Conflict Photographer vs. War Photographer: When the Term Began
As someone who loves the English language but hates change, I arch an eyebrow when I hear a new fangled phrase. Language is a continually shifting thing. At no point in history has English been a fixed language. At the very moment you might think it’s fixed, someone out there is creating a new phrase that will be recognized and spoken by millions a year from now. Here are some that sounded stupid at first, but I gradually came to see their usefulness:
Conflicts vs. Wars
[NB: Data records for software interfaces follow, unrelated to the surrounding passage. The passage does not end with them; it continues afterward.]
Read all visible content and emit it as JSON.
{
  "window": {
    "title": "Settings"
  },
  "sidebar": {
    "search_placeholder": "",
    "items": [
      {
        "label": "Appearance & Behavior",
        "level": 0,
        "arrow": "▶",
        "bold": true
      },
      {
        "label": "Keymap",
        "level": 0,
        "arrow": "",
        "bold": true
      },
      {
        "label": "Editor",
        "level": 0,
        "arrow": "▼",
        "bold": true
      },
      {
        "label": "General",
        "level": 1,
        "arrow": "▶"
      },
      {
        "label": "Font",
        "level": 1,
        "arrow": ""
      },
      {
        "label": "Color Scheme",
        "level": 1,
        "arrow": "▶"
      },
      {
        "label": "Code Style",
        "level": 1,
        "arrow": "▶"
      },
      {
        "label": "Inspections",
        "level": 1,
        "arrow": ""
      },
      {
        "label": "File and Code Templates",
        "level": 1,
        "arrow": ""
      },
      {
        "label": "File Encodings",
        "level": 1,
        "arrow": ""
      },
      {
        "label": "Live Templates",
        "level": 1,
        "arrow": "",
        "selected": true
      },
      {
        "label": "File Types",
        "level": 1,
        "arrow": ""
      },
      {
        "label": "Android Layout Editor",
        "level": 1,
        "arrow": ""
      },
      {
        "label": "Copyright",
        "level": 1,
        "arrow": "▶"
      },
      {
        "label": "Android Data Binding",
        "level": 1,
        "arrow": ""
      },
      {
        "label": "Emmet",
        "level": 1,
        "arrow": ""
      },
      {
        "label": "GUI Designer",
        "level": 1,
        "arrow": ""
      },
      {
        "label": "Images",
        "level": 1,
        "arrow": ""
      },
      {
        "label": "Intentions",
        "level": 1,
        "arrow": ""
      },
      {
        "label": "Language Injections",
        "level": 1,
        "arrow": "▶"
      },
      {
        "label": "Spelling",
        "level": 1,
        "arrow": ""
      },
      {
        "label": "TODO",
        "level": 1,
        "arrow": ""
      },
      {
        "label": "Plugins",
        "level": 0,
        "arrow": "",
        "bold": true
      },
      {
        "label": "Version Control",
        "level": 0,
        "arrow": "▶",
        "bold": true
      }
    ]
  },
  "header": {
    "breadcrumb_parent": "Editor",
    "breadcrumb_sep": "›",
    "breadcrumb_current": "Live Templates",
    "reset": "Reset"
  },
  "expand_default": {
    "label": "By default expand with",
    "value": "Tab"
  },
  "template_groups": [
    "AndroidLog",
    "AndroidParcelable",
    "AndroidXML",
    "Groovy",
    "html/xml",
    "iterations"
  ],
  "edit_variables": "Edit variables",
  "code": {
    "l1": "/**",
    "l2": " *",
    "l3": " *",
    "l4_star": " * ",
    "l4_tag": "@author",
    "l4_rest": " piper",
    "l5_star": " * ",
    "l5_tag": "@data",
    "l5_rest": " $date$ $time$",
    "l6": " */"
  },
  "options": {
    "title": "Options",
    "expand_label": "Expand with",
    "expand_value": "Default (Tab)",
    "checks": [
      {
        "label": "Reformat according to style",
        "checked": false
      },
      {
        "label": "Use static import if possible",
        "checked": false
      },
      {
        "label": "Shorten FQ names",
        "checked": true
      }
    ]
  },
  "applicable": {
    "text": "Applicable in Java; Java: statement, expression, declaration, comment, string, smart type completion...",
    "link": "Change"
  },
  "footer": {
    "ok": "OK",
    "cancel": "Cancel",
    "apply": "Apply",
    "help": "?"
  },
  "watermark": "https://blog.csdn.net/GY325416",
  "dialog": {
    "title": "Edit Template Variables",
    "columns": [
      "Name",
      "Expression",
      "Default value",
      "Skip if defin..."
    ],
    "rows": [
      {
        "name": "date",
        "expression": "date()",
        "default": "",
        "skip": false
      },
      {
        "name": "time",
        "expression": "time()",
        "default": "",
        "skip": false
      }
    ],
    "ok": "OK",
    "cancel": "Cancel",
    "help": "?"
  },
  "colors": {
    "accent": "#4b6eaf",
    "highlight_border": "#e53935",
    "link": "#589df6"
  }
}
War photographers have existed ever since there has been war and photography. But what is war? Is the U.S. at war with terrorists? What about North Korea? Even though the U.S. spends more lives, money, and energy fighting terrorists, we are not officially at war with them. Even though the U.S. is officially still at war with North Korea, relations between the two countries is quiet, more or less. Conflict photographer makes sense, because it covers a huge spectrum of activities where people kill each other.
Where It Began
The earliest mention of conflict photographer that I found was in relation to Greg Marinovich and Joao Silva’s The Bang Bang Club. A December 9, 2000 Indianapolis Star review of the book pulls a quote from their book:
I had become known as a conflict photographer. I could ask for assignments to almost any place, as long as people were killing each other.
Note on Image:
This photograph was taken by Hilda Clayton, a U.S. Army photographer who was killed July 2, 2013 when a mortar exploded in Afghanistan.